--- ASSIGNED TASK ---
Copy out each line of the entries where the word "mode" is present.

*** RECORDS FOR PROCESSING ***

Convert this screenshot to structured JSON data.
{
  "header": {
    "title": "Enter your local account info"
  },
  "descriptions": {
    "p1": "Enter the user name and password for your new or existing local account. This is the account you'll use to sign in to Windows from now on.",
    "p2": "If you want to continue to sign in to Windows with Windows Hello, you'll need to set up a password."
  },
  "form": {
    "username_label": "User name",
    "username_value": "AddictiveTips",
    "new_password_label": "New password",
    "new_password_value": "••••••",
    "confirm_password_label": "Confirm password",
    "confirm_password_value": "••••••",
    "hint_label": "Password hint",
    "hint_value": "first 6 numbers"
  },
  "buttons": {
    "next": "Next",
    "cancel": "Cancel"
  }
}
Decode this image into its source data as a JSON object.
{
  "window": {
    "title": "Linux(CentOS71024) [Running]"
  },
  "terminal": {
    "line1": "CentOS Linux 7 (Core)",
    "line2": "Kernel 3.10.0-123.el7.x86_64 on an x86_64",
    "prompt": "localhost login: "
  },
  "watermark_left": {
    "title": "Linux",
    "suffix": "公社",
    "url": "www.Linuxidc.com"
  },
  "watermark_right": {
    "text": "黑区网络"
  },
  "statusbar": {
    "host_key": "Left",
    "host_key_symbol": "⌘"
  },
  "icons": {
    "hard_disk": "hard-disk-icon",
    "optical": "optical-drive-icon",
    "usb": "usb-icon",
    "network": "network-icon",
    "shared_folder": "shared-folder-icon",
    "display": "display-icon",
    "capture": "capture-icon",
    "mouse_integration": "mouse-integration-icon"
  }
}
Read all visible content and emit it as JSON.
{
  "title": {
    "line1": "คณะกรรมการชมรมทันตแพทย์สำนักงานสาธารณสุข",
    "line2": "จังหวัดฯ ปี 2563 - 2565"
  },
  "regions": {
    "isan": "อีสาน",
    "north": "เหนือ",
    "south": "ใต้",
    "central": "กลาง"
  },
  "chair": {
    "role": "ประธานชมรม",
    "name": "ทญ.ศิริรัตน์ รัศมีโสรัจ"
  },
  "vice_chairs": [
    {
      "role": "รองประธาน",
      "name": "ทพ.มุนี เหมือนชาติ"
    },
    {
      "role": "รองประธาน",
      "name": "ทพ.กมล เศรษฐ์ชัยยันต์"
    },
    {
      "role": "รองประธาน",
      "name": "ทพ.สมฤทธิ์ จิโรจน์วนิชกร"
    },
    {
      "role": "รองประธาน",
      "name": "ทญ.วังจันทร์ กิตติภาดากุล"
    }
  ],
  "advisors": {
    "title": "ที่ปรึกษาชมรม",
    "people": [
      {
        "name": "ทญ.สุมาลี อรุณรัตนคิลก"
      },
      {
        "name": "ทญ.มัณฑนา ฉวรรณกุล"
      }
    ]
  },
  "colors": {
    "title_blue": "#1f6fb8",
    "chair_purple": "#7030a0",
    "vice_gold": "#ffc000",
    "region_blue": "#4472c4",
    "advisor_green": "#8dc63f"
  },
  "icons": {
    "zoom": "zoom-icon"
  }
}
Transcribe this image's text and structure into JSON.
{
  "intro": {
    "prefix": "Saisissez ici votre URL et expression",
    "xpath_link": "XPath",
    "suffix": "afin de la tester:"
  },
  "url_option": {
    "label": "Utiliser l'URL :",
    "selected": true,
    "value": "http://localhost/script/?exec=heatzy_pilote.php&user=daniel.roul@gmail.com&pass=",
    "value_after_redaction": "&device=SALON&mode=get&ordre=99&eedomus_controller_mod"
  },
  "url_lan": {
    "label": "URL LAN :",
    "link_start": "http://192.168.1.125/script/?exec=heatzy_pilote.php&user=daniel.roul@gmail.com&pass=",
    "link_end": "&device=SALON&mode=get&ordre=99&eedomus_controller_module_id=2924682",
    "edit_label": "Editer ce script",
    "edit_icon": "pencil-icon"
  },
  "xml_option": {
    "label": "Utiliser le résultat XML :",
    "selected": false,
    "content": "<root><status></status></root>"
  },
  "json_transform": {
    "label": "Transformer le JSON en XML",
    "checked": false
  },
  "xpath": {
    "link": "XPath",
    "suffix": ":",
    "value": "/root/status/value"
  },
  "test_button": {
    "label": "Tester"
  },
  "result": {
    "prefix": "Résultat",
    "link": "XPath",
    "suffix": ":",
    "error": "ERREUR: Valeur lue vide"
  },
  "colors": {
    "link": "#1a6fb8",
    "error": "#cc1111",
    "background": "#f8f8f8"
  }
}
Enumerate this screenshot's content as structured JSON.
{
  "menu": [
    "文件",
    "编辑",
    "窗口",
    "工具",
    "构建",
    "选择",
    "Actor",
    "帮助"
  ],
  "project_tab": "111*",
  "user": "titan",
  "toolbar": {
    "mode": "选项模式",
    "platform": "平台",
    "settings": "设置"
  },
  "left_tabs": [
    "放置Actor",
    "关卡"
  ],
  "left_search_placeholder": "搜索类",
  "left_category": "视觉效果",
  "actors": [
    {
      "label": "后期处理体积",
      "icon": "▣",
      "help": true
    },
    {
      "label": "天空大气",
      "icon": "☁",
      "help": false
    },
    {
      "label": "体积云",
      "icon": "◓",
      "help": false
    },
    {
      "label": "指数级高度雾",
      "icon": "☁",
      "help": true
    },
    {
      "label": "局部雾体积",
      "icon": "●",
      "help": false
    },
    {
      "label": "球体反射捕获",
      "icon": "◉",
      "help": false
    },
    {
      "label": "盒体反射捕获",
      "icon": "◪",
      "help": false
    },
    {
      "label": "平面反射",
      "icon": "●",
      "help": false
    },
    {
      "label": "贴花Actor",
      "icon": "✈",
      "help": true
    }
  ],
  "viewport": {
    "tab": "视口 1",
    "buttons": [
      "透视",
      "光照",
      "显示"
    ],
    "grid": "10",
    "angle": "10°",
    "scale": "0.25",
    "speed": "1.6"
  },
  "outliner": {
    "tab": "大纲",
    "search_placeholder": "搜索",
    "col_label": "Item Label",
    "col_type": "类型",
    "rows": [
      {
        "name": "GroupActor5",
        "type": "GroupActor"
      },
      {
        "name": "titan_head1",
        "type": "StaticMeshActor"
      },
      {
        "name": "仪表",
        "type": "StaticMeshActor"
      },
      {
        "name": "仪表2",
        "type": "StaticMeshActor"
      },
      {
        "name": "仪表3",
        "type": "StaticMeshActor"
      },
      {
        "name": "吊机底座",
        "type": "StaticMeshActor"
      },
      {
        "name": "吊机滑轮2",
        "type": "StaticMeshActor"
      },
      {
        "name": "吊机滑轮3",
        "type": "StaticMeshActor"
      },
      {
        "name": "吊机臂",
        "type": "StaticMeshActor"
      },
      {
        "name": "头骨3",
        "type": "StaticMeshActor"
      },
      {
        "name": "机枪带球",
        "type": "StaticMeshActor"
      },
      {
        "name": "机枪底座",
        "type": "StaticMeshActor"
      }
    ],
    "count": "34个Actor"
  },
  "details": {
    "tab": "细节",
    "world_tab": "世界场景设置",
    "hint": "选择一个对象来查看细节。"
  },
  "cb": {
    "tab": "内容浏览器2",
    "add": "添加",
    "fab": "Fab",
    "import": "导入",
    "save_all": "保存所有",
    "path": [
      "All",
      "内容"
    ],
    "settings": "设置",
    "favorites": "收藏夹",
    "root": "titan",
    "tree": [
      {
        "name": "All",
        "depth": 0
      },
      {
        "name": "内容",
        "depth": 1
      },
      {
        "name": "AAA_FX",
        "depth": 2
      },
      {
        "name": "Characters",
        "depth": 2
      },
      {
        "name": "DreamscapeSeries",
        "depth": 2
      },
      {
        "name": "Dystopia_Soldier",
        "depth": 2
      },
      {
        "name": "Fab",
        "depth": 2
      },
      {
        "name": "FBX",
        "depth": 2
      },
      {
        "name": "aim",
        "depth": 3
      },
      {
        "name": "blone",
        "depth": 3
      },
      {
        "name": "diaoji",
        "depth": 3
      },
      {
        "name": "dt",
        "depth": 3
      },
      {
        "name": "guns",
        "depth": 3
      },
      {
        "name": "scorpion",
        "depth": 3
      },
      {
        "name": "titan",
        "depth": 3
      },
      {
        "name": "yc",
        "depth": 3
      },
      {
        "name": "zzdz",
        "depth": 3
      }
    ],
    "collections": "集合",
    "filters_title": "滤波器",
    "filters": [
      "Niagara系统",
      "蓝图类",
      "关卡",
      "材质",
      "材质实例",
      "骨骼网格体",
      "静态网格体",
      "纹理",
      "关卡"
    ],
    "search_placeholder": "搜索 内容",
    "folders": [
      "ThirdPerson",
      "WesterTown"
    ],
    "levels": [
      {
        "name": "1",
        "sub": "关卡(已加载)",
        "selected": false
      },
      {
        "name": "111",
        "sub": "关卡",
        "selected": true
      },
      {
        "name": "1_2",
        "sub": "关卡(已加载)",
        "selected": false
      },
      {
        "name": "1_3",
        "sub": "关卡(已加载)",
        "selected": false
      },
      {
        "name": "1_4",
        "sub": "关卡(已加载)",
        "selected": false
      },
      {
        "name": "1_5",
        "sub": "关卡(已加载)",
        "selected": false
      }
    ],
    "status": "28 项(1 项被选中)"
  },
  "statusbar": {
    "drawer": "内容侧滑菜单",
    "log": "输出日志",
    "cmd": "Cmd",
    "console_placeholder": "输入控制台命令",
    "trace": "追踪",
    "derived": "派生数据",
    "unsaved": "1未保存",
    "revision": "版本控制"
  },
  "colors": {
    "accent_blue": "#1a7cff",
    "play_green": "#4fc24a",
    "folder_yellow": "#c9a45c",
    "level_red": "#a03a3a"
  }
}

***

--- RESPONSE AREA ---
    "value_after_redaction": "&device=SALON&mode=get&ordre=99&eedomus_controller_mod"
    "link_end": "&device=SALON&mode=get&ordre=99&eedomus_controller_module_id=2924682",
    "mode": "选项模式",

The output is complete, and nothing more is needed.